BEGIN Material shown
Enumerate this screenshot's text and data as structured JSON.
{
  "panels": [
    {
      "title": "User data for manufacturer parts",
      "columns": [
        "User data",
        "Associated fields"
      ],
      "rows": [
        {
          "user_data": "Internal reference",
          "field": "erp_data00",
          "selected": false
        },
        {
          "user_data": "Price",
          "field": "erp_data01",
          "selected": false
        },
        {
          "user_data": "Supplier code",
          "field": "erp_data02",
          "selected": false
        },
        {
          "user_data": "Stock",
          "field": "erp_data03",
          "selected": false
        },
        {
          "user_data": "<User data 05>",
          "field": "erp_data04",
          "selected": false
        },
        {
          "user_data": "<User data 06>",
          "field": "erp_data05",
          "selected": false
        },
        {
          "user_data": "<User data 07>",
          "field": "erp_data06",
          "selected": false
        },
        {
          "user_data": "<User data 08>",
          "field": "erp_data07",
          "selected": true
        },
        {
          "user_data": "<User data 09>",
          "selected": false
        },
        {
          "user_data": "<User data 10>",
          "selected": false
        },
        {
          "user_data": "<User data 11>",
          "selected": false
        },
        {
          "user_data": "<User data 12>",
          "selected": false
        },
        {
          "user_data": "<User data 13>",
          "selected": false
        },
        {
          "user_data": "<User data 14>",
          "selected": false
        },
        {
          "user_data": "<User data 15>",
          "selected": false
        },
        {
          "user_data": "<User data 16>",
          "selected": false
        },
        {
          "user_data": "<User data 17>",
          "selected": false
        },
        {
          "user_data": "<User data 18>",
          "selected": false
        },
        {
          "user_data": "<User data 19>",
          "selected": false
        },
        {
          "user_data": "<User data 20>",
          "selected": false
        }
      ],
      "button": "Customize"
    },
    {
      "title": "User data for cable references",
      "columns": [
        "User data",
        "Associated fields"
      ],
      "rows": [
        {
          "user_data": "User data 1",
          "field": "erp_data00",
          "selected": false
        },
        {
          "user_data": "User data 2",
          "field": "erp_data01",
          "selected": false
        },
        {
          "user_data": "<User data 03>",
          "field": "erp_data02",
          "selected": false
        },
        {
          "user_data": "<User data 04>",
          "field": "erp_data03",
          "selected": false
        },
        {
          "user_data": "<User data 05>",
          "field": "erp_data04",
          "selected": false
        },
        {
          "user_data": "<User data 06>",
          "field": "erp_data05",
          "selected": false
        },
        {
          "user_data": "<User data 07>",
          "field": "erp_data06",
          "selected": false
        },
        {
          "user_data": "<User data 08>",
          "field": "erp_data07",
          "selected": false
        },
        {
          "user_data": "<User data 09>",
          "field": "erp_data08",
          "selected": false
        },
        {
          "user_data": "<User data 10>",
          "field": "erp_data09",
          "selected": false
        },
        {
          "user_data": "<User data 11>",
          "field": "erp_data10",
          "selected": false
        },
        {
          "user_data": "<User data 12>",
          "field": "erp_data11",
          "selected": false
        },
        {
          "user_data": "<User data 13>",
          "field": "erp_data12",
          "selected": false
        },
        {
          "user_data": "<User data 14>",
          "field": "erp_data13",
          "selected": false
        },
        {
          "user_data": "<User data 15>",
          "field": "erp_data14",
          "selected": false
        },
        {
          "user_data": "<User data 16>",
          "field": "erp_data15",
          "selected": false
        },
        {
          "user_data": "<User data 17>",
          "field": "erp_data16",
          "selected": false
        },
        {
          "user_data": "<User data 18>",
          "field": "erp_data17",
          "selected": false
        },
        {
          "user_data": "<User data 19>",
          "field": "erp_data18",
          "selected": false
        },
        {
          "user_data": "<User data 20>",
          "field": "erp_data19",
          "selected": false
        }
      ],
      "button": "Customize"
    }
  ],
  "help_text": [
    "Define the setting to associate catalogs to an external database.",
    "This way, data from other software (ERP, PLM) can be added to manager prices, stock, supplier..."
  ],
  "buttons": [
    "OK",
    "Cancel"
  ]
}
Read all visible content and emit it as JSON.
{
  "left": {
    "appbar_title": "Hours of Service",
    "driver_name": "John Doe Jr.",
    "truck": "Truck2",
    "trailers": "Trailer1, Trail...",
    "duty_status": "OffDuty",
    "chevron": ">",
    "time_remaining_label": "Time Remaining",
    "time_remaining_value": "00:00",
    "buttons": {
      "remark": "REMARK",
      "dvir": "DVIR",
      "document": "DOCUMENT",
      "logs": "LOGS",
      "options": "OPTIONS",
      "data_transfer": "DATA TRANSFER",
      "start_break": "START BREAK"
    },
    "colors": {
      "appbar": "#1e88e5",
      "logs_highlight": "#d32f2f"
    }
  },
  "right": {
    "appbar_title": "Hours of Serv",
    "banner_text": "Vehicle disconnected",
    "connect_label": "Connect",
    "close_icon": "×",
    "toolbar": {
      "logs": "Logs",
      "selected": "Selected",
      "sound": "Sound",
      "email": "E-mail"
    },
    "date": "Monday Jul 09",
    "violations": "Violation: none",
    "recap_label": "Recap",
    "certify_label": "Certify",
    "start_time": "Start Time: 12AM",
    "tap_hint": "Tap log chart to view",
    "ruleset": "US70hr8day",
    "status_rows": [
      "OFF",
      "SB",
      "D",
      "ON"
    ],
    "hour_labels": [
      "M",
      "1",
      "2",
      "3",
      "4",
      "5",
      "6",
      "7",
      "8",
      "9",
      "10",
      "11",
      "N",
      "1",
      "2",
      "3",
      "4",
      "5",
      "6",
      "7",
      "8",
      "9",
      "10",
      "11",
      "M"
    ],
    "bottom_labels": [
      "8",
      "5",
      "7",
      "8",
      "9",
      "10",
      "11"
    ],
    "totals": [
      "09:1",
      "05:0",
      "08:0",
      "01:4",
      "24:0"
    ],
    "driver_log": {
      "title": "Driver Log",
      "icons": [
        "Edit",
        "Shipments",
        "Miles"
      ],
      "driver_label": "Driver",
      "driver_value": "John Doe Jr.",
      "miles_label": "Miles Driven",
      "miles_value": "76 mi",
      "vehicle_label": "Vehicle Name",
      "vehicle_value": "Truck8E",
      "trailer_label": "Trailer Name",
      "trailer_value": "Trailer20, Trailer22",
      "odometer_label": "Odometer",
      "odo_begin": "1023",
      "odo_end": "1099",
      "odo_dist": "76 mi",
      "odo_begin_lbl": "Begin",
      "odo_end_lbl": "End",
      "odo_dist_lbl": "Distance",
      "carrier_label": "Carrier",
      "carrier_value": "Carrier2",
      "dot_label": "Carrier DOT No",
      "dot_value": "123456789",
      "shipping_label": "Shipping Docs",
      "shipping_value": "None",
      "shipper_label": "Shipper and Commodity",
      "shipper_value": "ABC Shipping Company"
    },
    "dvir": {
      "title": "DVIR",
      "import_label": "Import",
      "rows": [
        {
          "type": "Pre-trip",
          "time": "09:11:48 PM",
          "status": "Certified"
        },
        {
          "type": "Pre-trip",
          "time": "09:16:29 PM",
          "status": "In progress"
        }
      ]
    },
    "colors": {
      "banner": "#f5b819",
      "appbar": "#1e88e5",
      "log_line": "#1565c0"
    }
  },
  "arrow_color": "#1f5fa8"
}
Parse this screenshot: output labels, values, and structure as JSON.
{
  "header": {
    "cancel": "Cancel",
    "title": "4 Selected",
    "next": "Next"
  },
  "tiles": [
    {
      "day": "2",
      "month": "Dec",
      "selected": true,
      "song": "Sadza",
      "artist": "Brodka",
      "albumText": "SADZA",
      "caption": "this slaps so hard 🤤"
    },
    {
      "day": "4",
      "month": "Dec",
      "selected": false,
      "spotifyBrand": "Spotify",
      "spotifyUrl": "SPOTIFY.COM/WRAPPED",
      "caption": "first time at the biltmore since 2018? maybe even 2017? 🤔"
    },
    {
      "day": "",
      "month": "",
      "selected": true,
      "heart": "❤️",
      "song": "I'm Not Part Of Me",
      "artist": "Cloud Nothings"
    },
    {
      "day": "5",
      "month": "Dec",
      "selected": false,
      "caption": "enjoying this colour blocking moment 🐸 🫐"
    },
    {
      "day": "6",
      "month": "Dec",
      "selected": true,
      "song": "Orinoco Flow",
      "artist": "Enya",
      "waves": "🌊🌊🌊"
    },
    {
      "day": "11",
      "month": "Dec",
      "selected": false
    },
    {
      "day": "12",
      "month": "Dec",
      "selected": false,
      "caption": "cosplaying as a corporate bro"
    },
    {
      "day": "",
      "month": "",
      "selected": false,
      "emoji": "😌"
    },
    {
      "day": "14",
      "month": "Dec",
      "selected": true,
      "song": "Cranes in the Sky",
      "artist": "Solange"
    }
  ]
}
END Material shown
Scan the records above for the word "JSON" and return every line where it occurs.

§ **Problem solution**
Enumerate this screenshot's text and data as structured JSON.
Read all visible content and emit it as JSON.
Parse this screenshot: output labels, values, and structure as JSON.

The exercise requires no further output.